Within the form of the book, Arcara and Santese have constructed a shelter for these homeless images and, by extension, renewed meaning and social contact for their subjects. In the process, they have also created a powerful document of contemporary Detroit that moves beyond the bailout and the romanticized urban ruins of good times past to address the human tragedy that are the results of inequality, racism, and political impotence. That said, there’s no walking away from the fact that these images and their subjects tell another story. As so often in the past, these African-Americans have been reconstructed into a narrative not of their own making, revealing their utter representational powerlessness, no matter the intentions of the current powers that be. That is the agonizing contradiction at the heart of Found Photos in Detroit: that the source of its power as a social critique is made possible only by appropriating the despair of the abandoned. To hold those contradictory positions in your mind is to grasp the cost of representation; to hold them in your heart is to know truth as an oppressive other.

– Vince Leo

On raising a healthy blog

Reading Joerg Colberg’s reflections on the ten-year birthday of his blog made me consider the way in which blogging is like parenting. Both take a ton of time and energy and the rewards, while significant, are oblique. You also have to deal with a lot of tantrums.

My biggest frustration with blogging is the same as my frustration with parenting: not enough time. I’m particularly bothered that I’m unable to respond to the fantastic unsolicited books that people send us (if you follow our Tumblr page, you know we get a lot).

One of my favorite recent arrivals, for example, was Found Photos in Detroit by Arianna Arcara & Luca Santese. This book will surely end up on my list of favorite books from 2012, but it deserves more critical attention than just being on another list.

So I turned to one of the best arts writers I know, Vince Leo, and asked for help. Vince just sent me his review and I couldn’t be happier. His text has me thinking about the book, and myself, in an entirely new way.

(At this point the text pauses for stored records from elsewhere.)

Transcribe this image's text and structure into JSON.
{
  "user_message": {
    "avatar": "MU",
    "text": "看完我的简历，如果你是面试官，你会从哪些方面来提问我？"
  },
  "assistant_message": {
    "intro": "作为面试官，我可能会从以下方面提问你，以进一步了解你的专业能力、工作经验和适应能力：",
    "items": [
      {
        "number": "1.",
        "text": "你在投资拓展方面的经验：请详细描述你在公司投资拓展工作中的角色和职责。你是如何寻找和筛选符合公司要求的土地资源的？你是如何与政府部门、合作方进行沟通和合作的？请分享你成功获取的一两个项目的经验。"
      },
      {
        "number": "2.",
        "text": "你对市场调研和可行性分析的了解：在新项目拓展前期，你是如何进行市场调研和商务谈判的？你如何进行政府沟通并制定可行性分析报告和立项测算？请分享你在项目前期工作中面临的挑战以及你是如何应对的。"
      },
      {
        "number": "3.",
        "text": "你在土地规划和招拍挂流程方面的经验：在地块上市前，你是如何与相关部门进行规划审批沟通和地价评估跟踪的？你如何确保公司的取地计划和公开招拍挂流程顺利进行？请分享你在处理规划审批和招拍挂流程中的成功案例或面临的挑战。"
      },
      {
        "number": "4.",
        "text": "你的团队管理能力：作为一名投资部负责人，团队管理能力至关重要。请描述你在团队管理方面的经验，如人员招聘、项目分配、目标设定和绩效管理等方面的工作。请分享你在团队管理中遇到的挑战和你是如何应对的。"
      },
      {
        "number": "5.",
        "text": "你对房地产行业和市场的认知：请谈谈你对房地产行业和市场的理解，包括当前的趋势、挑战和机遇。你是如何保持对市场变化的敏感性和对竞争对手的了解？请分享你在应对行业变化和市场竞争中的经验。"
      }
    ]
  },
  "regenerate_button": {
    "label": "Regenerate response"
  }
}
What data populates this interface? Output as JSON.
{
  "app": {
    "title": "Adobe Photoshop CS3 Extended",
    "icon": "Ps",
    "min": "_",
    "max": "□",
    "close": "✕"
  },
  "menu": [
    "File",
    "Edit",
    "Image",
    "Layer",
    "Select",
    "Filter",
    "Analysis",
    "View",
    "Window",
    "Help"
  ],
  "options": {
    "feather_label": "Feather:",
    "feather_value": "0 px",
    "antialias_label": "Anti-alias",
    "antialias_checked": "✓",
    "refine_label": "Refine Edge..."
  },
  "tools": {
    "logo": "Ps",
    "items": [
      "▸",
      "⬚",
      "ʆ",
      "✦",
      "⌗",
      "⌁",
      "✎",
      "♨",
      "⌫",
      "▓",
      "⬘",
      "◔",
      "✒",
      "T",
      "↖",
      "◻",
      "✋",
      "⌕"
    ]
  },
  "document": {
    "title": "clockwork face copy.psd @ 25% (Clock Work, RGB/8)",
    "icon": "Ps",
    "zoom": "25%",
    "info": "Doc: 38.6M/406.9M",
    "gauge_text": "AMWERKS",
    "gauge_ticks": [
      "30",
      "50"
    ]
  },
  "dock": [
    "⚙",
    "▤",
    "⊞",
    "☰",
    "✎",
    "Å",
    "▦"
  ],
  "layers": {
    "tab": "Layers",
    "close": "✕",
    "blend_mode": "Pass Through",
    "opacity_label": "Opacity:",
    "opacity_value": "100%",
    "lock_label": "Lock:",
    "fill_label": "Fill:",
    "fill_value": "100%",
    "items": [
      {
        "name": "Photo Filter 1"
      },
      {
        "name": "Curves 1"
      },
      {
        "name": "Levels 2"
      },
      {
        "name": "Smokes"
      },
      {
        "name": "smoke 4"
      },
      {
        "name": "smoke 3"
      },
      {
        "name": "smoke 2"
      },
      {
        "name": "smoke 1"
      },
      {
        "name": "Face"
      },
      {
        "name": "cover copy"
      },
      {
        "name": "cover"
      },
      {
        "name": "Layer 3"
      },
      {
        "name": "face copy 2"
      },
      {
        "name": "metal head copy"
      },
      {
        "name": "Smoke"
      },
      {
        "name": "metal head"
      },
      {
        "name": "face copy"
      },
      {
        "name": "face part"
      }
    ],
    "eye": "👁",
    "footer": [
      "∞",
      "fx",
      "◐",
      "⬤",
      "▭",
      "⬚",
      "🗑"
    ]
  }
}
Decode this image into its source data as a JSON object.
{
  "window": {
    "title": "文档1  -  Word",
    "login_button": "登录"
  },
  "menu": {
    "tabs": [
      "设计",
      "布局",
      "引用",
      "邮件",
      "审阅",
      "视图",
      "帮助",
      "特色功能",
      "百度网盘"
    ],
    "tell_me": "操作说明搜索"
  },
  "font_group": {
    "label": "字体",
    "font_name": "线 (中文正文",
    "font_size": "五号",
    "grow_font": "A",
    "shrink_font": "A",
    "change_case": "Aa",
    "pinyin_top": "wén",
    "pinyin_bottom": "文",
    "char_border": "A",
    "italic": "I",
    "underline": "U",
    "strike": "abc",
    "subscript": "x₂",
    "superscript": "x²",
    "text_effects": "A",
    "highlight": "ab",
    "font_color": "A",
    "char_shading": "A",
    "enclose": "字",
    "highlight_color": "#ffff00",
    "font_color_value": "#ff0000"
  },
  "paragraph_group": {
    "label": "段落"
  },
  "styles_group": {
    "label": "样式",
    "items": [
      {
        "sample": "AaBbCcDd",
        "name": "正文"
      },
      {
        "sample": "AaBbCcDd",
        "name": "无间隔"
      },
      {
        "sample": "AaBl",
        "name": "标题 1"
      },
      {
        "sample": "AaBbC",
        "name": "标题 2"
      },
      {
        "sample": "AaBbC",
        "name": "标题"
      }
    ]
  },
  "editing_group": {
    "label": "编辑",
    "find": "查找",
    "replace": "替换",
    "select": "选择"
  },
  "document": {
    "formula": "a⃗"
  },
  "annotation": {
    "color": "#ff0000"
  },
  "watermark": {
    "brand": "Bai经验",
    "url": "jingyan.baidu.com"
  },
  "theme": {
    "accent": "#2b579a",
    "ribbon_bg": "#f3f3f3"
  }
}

One of the lessons of parenting is that you need to ask for help. While you may not be able to hire a nanny, it’s essential to splurge on a babysitter now and then. I’m beginning to think the same is true for raising a healthy blog.

– Alec Soth